*** Opening of Record set ***
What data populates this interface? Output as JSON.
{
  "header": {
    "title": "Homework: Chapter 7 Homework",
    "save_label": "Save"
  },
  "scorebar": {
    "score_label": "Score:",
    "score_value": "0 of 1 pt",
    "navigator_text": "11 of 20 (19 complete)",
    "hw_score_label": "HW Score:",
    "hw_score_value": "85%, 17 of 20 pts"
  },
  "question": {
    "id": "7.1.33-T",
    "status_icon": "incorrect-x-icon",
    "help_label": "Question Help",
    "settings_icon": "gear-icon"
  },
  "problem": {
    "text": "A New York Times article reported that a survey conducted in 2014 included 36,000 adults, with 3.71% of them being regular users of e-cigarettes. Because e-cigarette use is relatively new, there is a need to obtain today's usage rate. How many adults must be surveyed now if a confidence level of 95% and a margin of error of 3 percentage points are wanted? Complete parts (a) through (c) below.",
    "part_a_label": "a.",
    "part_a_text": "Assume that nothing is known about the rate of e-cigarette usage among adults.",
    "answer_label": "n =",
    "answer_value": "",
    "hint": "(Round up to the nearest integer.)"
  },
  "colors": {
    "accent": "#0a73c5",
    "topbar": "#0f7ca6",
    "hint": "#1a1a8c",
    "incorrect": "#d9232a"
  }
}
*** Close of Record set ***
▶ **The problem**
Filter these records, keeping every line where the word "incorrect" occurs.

▶ **Solution to this exercise**
    "status_icon": "incorrect-x-icon",
    "incorrect": "#d9232a"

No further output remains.